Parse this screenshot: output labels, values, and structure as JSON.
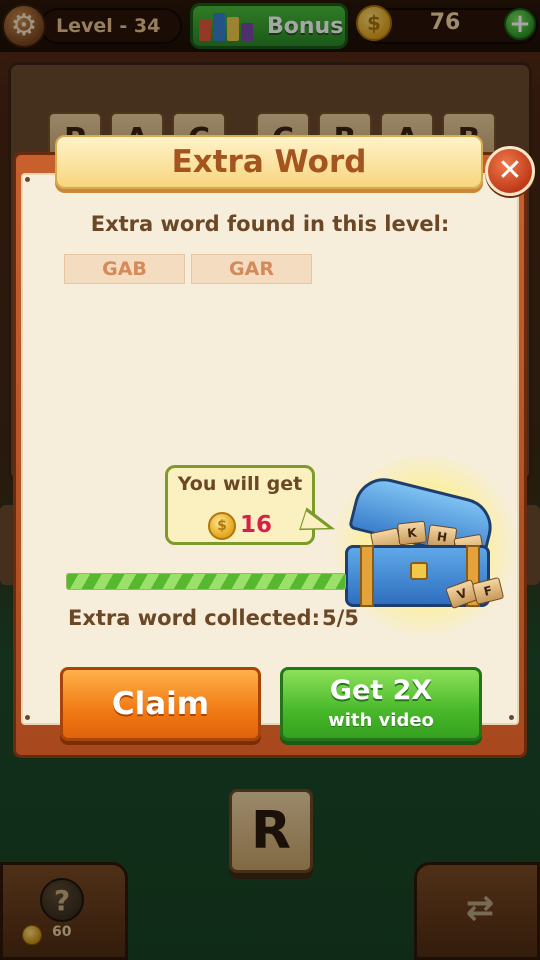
{
  "top_bar": {
    "level": "Level - 34",
    "bonus_label": "Bonus",
    "coins": "76",
    "settings_icon": "gear-icon",
    "add_icon": "plus-icon"
  },
  "board": {
    "row1": [
      "P",
      "A",
      "C"
    ],
    "row2": [
      "C",
      "R",
      "A",
      "B"
    ]
  },
  "bottom": {
    "current_letter": "R",
    "hint_cost": "60",
    "hint_icon": "lightbulb-question-icon",
    "shuffle_icon": "shuffle-icon"
  },
  "dialog": {
    "title": "Extra Word",
    "found_label": "Extra word found in this level:",
    "words": [
      "GAB",
      "GAR"
    ],
    "reward_label": "You will get",
    "reward_amount": "16",
    "progress_fraction": 1.0,
    "collected_label": "Extra word collected:",
    "collected_value": "5/5",
    "chest_tiles": [
      "K",
      "H",
      "V",
      "F"
    ],
    "claim_label": "Claim",
    "video_main": "Get  2X",
    "video_sub": "with video",
    "close_icon": "close-icon",
    "colors": {
      "title": "#a3541f",
      "claim": "#f07a14",
      "video": "#48b82a",
      "reward_amount": "#d6204a"
    }
  }
}
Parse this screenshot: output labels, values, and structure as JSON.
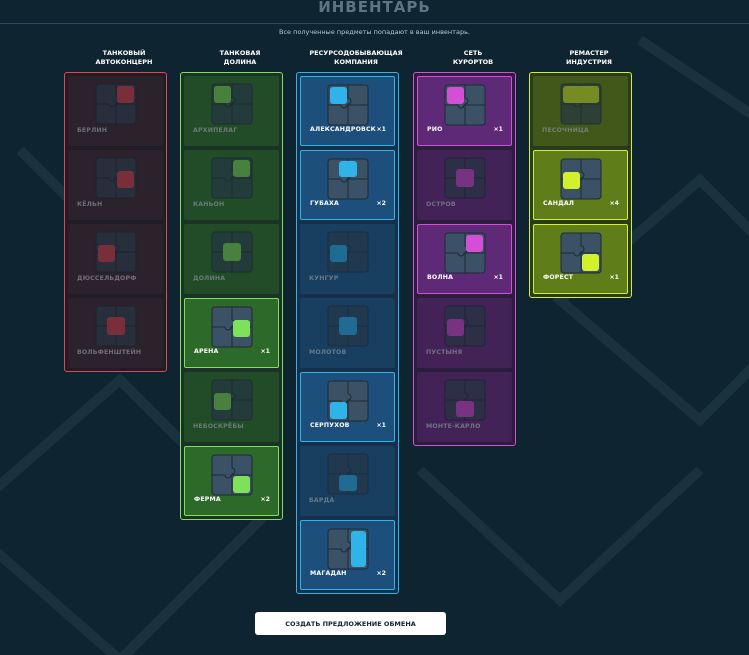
{
  "header": {
    "title": "ИНВЕНТАРЬ",
    "subtitle": "Все полученные предметы попадают в ваш инвентарь."
  },
  "columns": [
    {
      "title": "ТАНКОВЫЙ\nАВТОКОНЦЕРН",
      "accent": "#e0474f",
      "box_bg": "#221c27",
      "tile_bg": "#3a2b33",
      "items": [
        {
          "name": "БЕРЛИН",
          "count": "",
          "owned": false,
          "piece": "top-right"
        },
        {
          "name": "КЁЛЬН",
          "count": "",
          "owned": false,
          "piece": "right"
        },
        {
          "name": "ДЮССЕЛЬДОРФ",
          "count": "",
          "owned": false,
          "piece": "left"
        },
        {
          "name": "ВОЛЬФЕНШТЕЙН",
          "count": "",
          "owned": false,
          "piece": "center"
        }
      ]
    },
    {
      "title": "ТАНКОВАЯ\nДОЛИНА",
      "accent": "#7fe05a",
      "box_bg": "#1a3326",
      "tile_bg": "#2d6a2a",
      "items": [
        {
          "name": "АРХИПЕЛАГ",
          "count": "",
          "owned": false,
          "piece": "top-left"
        },
        {
          "name": "КАНЬОН",
          "count": "",
          "owned": false,
          "piece": "top-right"
        },
        {
          "name": "ДОЛИНА",
          "count": "",
          "owned": false,
          "piece": "center"
        },
        {
          "name": "АРЕНА",
          "count": "×1",
          "owned": true,
          "piece": "right"
        },
        {
          "name": "НЕБОСКРЁБЫ",
          "count": "",
          "owned": false,
          "piece": "left"
        },
        {
          "name": "ФЕРМА",
          "count": "×2",
          "owned": true,
          "piece": "bottom-right"
        }
      ]
    },
    {
      "title": "РЕСУРСОДОБЫВАЮЩАЯ\nКОМПАНИЯ",
      "accent": "#2fb3e8",
      "box_bg": "#14304a",
      "tile_bg": "#1d4f7c",
      "items": [
        {
          "name": "АЛЕКСАНДРОВСК",
          "count": "×1",
          "owned": true,
          "piece": "top-left"
        },
        {
          "name": "ГУБАХА",
          "count": "×2",
          "owned": true,
          "piece": "top-center"
        },
        {
          "name": "КУНГУР",
          "count": "",
          "owned": false,
          "piece": "left"
        },
        {
          "name": "МОЛОТОВ",
          "count": "",
          "owned": false,
          "piece": "center"
        },
        {
          "name": "СЕРПУХОВ",
          "count": "×1",
          "owned": true,
          "piece": "bottom-left"
        },
        {
          "name": "БАРДА",
          "count": "",
          "owned": false,
          "piece": "bottom-center"
        },
        {
          "name": "МАГАДАН",
          "count": "×2",
          "owned": true,
          "piece": "right-tall"
        }
      ]
    },
    {
      "title": "СЕТЬ\nКУРОРТОВ",
      "accent": "#d44fd6",
      "box_bg": "#2b1d3c",
      "tile_bg": "#5e2a78",
      "items": [
        {
          "name": "РИО",
          "count": "×1",
          "owned": true,
          "piece": "top-left"
        },
        {
          "name": "ОСТРОВ",
          "count": "",
          "owned": false,
          "piece": "center"
        },
        {
          "name": "ВОЛНА",
          "count": "×1",
          "owned": true,
          "piece": "top-right"
        },
        {
          "name": "ПУСТЫНЯ",
          "count": "",
          "owned": false,
          "piece": "left"
        },
        {
          "name": "МОНТЕ-КАРЛО",
          "count": "",
          "owned": false,
          "piece": "bottom-center"
        }
      ]
    },
    {
      "title": "РЕМАСТЕР\nИНДУСТРИЯ",
      "accent": "#d2f02c",
      "box_bg": "#2a3a1c",
      "tile_bg": "#5f7d18",
      "items": [
        {
          "name": "ПЕСОЧНИЦА",
          "count": "",
          "owned": false,
          "piece": "top"
        },
        {
          "name": "САНДАЛ",
          "count": "×4",
          "owned": true,
          "piece": "left"
        },
        {
          "name": "ФОРЕСТ",
          "count": "×1",
          "owned": true,
          "piece": "bottom-right"
        }
      ]
    }
  ],
  "footer": {
    "trade_button_label": "СОЗДАТЬ ПРЕДЛОЖЕНИЕ ОБМЕНА"
  }
}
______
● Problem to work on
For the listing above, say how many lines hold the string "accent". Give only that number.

● Finished task
5